** Opening GIVEN INFORMATION block **

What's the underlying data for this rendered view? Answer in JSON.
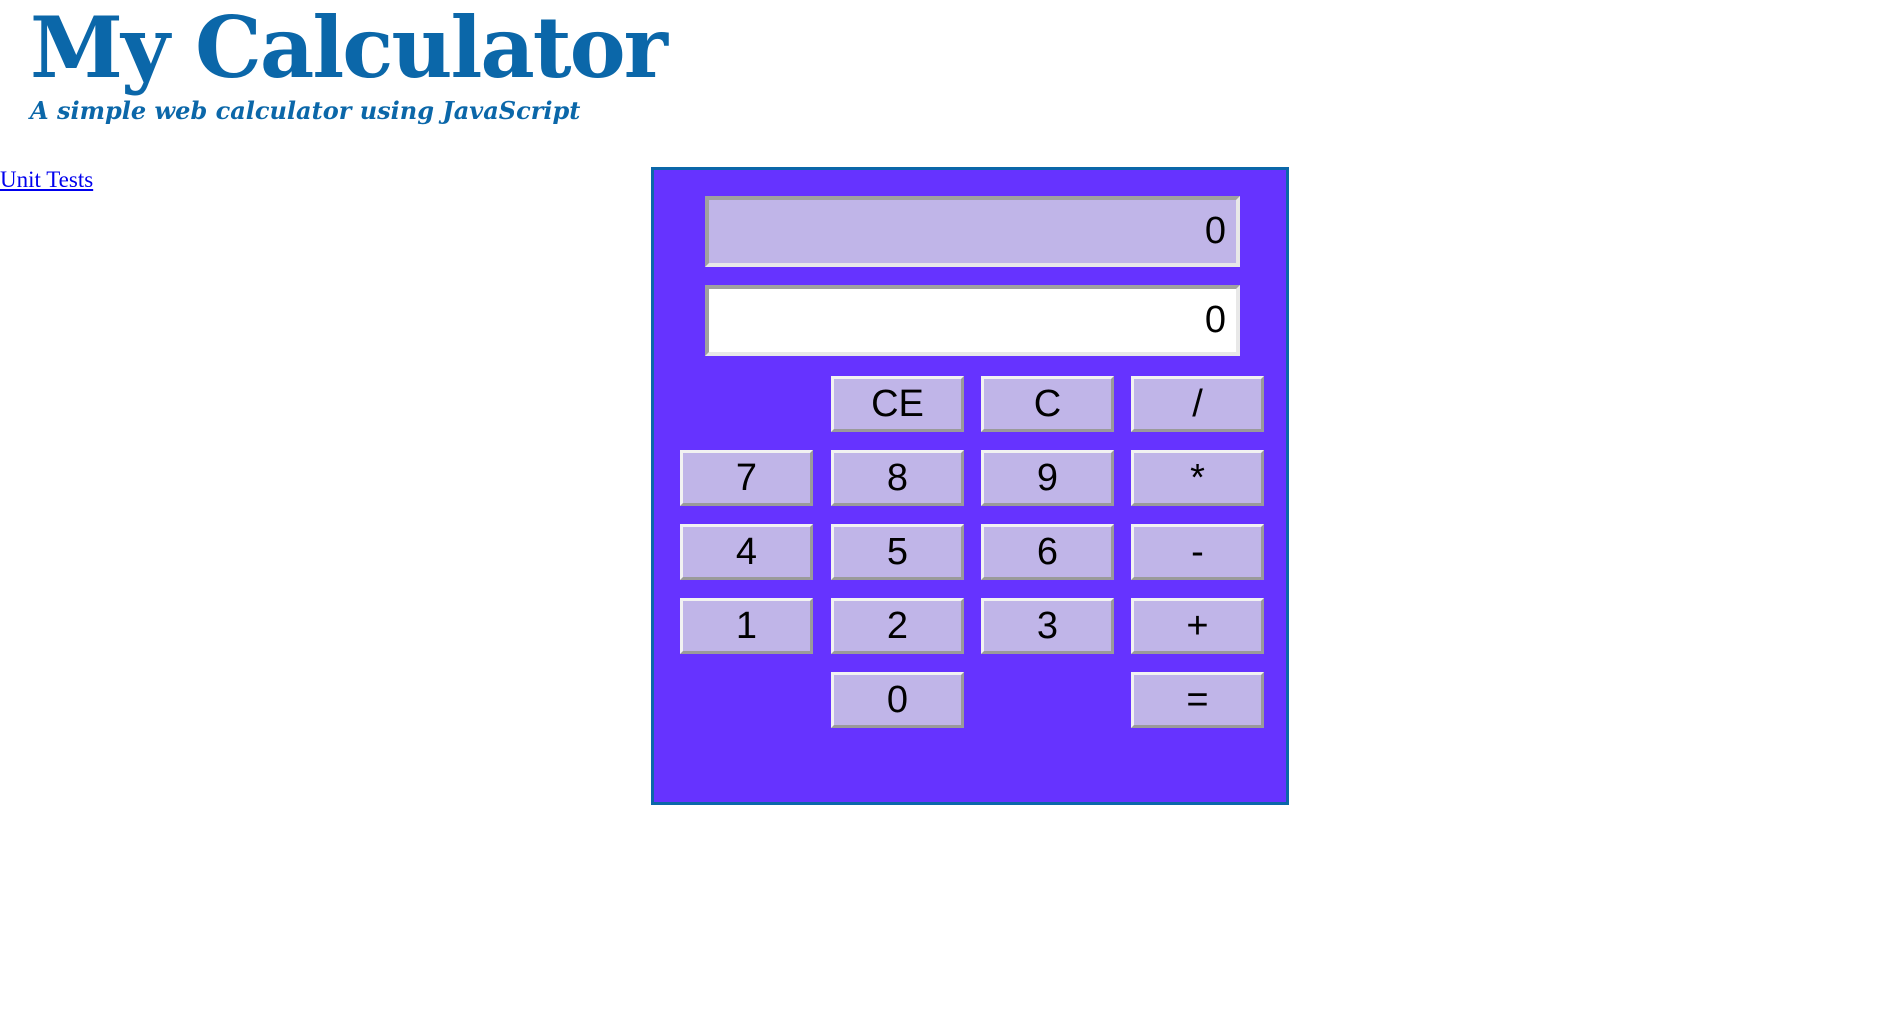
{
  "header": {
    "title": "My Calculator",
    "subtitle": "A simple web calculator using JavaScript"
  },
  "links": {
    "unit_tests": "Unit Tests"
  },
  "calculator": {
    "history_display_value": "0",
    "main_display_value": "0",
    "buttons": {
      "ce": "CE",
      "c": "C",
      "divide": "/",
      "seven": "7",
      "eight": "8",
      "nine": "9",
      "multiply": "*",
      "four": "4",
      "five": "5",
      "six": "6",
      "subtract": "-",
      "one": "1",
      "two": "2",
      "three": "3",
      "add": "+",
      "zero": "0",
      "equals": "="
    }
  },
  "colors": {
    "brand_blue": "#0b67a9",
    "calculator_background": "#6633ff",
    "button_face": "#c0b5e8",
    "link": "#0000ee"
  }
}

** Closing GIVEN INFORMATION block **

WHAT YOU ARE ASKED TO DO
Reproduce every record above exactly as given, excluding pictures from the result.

WRITTEN ANSWER
What's the underlying data for this rendered view? Answer in JSON.
{
  "header": {
    "title": "My Calculator",
    "subtitle": "A simple web calculator using JavaScript"
  },
  "links": {
    "unit_tests": "Unit Tests"
  },
  "calculator": {
    "history_display_value": "0",
    "main_display_value": "0",
    "buttons": {
      "ce": "CE",
      "c": "C",
      "divide": "/",
      "seven": "7",
      "eight": "8",
      "nine": "9",
      "multiply": "*",
      "four": "4",
      "five": "5",
      "six": "6",
      "subtract": "-",
      "one": "1",
      "two": "2",
      "three": "3",
      "add": "+",
      "zero": "0",
      "equals": "="
    }
  },
  "colors": {
    "brand_blue": "#0b67a9",
    "calculator_background": "#6633ff",
    "button_face": "#c0b5e8",
    "link": "#0000ee"
  }
}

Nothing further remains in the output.